Let’s get down to business! – let’s get started and to the point
E.g. “All right, we need to get down to business so we can finish this today.”
The manager got down to business right away so they could discuss the issues that needed to be settled.
all in a day’s work – nothing unusual, just part of the job
E.g. He doesn't particularly like to make cold calls, but it's all in a day's work.
Mingling with celebrities is all in a day's work for this reporter.
around the clock – non-stop, 24 hours a day
E.g. When the internet went down, the IT staff worked around the clock to get the system back as quickly as possible.
We need to close this deal today, so we will be working around the clock until we come to an agreement.
at the eleventh hour – at the very last minute
E.g. They were able to negotiate an agreement at the eleventh hour, just in time to avoid a strike.
Jean always turned her reports in at the eleventh hour.
at the end of the day – to sum up, when we are all finished
E.g. Many people applied for the position, but at the end of the day, only a handful of them got an interview. .
At the end of the day, it all comes down to the manager’s decision.
crunch time – short, stressful period to get results
E.g. The end of the month is always crunch time for the team, they want to make sure that the numbers are up for the month.
The deadline is tomorrow to submit the proposal, so it is now crunch time.
on the dot – at the exact time
E.g. We have the conference call scheduled at 9.30 am, on the dot.
Make sure you arrive at the meeting on time. 2 pm, on the dot.
call it a day – to be finished/done
E.g. It is Friday, 5 pm, let’s call it a day. We can continue working on this project on Monday.
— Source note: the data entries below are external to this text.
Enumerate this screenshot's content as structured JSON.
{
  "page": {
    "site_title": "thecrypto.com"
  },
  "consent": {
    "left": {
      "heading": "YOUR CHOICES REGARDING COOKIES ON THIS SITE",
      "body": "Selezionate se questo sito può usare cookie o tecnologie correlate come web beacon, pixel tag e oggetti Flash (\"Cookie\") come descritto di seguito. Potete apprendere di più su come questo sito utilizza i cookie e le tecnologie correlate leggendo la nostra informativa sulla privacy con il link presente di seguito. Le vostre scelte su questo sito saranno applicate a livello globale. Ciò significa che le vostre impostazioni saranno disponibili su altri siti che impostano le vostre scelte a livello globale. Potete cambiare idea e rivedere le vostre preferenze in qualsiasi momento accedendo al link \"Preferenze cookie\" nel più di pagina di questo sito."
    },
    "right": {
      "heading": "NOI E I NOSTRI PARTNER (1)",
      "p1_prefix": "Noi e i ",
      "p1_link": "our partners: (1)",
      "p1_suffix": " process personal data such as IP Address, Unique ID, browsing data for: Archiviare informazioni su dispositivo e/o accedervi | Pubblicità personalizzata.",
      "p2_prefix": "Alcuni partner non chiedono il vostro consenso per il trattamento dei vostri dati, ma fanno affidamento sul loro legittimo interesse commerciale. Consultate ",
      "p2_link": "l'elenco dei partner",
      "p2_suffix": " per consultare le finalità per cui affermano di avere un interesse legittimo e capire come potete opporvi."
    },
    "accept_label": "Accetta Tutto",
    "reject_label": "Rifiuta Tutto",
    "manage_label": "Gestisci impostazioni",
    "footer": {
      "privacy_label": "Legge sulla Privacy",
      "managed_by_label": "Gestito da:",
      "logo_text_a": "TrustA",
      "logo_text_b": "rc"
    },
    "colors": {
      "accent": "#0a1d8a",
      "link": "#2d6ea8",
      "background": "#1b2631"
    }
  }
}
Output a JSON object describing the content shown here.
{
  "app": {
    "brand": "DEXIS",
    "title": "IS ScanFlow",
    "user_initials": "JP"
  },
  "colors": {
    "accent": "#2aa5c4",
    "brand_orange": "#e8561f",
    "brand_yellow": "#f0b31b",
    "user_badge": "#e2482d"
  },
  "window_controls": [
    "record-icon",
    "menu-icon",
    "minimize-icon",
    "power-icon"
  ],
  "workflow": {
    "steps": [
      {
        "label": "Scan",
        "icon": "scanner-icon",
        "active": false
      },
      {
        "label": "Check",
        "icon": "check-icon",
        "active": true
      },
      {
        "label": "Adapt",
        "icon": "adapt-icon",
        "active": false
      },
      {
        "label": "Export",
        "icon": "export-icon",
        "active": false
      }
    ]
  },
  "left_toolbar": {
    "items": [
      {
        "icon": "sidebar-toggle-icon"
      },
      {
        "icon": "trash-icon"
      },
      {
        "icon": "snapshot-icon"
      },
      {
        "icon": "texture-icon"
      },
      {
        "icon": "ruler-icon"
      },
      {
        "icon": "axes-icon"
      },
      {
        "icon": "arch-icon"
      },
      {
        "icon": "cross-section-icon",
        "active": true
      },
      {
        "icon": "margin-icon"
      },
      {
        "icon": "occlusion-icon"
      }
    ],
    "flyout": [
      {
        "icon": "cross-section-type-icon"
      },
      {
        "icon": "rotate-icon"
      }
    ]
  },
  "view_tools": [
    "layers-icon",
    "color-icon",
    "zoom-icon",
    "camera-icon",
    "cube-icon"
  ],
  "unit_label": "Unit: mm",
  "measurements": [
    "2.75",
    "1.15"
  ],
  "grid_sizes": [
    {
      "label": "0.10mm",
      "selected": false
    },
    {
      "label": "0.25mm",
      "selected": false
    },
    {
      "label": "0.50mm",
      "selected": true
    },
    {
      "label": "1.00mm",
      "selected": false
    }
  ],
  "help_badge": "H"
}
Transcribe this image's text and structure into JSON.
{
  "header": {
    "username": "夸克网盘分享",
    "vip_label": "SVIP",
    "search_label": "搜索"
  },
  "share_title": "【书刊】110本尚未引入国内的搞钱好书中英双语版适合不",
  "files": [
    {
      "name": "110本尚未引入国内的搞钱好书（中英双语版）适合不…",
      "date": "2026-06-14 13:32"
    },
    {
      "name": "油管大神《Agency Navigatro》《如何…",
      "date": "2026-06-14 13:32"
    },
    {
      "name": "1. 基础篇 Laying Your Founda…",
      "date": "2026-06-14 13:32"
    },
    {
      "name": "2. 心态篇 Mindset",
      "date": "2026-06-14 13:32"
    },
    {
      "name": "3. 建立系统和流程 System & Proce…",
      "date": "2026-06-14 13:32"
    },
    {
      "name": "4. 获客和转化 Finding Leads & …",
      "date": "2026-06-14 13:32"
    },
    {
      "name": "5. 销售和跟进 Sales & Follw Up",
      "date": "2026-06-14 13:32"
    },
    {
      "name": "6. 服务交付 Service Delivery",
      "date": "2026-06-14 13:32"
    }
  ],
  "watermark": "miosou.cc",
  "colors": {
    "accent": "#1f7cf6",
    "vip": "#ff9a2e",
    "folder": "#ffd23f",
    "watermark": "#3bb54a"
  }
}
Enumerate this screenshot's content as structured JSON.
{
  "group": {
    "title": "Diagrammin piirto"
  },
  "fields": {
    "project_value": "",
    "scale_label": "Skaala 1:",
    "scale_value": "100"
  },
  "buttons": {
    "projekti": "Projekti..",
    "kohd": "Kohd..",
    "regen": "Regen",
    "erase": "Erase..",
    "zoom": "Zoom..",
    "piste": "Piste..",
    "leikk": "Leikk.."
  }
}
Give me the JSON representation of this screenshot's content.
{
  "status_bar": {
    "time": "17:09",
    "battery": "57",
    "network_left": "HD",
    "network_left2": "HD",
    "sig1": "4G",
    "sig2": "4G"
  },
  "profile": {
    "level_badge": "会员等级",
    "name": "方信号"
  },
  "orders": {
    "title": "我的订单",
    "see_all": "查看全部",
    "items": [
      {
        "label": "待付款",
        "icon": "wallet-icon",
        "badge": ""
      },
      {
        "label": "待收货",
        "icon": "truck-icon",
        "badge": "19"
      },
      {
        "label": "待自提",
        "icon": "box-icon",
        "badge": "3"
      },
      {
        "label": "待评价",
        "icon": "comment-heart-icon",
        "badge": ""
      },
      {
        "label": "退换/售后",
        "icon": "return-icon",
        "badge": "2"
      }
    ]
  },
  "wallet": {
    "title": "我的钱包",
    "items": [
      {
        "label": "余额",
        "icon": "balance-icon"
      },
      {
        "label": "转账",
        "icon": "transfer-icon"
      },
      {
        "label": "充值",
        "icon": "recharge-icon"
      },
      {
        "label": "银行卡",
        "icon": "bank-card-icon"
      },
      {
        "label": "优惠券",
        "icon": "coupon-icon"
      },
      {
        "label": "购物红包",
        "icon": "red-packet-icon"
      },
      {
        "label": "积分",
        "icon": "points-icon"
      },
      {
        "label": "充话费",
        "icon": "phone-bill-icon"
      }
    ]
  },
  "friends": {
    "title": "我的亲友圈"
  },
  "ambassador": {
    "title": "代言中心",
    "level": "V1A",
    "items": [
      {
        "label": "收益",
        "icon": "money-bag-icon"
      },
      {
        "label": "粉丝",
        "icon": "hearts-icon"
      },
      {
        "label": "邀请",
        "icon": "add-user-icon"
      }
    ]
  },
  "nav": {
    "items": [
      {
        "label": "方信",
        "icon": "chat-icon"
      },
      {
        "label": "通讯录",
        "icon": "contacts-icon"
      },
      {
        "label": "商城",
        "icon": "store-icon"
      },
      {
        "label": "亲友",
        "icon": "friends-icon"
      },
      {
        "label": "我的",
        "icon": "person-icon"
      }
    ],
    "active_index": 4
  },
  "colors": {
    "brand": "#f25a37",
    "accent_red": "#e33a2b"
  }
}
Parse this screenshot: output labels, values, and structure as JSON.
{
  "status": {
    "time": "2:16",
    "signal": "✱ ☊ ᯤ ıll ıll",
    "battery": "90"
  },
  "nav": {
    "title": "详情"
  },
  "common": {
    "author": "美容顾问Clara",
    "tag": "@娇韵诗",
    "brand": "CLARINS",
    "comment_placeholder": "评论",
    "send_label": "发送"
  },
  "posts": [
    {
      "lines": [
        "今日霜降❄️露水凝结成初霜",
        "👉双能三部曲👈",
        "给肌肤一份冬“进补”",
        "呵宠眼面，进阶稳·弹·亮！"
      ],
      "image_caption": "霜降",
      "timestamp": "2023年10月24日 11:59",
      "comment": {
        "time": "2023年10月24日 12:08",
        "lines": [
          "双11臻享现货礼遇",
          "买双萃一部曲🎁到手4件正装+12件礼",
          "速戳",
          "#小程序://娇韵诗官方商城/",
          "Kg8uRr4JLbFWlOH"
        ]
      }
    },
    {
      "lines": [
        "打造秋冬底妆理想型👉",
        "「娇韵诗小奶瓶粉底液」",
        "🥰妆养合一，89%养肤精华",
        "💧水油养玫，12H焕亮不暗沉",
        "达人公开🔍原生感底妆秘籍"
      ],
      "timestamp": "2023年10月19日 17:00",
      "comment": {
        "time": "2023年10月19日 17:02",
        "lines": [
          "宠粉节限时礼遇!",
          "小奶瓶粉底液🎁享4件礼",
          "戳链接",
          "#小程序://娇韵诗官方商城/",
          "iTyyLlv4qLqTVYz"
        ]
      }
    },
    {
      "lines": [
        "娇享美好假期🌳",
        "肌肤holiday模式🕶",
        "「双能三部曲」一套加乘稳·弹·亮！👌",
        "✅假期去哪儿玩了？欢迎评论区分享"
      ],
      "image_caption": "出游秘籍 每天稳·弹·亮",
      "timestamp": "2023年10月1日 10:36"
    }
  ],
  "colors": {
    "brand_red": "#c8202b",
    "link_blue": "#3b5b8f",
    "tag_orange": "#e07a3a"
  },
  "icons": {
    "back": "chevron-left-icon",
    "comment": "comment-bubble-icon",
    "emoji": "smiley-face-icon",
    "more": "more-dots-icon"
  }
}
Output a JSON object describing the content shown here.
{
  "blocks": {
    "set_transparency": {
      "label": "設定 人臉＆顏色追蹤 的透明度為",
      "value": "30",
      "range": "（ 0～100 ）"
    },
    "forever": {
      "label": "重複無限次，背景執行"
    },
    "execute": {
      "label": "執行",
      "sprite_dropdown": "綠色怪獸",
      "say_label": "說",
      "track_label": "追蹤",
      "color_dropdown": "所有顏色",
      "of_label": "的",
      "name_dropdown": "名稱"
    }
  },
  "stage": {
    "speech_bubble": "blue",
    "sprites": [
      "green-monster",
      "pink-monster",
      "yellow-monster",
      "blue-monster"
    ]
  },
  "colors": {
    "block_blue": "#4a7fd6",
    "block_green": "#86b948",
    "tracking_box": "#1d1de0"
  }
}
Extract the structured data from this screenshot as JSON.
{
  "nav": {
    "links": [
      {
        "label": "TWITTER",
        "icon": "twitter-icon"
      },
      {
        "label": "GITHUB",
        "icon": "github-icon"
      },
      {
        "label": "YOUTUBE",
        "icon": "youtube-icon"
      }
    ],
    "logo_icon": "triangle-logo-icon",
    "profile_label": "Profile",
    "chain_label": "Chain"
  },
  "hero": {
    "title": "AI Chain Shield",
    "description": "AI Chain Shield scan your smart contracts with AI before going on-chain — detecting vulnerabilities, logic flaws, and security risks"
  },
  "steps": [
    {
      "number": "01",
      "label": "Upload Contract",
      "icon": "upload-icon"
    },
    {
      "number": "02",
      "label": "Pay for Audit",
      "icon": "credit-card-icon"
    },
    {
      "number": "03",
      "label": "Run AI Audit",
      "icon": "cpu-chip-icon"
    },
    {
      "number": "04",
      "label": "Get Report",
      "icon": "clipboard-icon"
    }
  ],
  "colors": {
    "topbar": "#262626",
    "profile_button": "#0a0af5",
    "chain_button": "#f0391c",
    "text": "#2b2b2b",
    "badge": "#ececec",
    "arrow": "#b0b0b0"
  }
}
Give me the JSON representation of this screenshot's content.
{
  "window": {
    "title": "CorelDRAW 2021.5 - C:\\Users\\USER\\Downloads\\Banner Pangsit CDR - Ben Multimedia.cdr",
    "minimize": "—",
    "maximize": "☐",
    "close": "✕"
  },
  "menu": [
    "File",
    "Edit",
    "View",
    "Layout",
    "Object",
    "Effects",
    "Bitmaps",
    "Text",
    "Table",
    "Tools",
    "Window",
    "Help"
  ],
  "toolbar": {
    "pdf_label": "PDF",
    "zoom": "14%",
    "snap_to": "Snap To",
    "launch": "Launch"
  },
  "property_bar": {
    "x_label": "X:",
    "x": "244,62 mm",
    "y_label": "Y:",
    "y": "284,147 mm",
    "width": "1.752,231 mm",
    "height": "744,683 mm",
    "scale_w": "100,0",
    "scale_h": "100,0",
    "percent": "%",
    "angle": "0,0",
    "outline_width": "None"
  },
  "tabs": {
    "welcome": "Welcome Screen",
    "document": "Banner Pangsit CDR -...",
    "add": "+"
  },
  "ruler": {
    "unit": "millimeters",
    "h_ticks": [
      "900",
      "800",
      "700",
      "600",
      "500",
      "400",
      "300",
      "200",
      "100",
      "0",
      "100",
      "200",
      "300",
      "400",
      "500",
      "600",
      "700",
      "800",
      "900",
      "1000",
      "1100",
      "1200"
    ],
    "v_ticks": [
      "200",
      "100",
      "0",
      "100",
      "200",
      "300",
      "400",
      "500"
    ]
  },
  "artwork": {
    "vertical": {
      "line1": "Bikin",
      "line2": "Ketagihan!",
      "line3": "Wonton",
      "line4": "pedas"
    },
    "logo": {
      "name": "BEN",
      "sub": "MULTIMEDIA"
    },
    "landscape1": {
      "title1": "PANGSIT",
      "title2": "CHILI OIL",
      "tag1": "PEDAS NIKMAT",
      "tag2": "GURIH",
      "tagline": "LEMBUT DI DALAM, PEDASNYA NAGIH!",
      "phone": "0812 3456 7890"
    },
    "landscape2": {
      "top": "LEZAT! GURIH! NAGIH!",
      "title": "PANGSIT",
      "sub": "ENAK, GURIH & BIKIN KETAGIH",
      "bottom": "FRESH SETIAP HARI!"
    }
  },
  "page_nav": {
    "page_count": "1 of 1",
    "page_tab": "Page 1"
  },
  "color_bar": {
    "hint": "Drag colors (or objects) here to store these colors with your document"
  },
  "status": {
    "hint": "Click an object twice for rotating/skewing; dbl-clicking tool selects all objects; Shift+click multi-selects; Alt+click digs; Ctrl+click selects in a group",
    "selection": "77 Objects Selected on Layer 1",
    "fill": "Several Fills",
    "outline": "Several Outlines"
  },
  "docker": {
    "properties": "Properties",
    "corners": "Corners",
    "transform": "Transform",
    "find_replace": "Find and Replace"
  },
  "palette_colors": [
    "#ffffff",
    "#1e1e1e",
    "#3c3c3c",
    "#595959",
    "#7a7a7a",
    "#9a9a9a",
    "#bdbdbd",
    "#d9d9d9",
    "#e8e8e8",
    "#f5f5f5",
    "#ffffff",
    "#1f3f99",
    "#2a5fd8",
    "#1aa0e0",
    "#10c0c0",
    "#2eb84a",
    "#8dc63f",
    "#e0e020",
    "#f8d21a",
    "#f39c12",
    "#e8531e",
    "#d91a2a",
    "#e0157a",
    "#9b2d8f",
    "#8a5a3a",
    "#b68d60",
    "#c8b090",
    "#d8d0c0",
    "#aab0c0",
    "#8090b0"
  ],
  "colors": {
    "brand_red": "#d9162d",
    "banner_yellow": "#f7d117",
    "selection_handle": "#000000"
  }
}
Jimmy reached a point in his professional athlete carrier, when he had to call it a day. He will dedicate his time now to his family and business.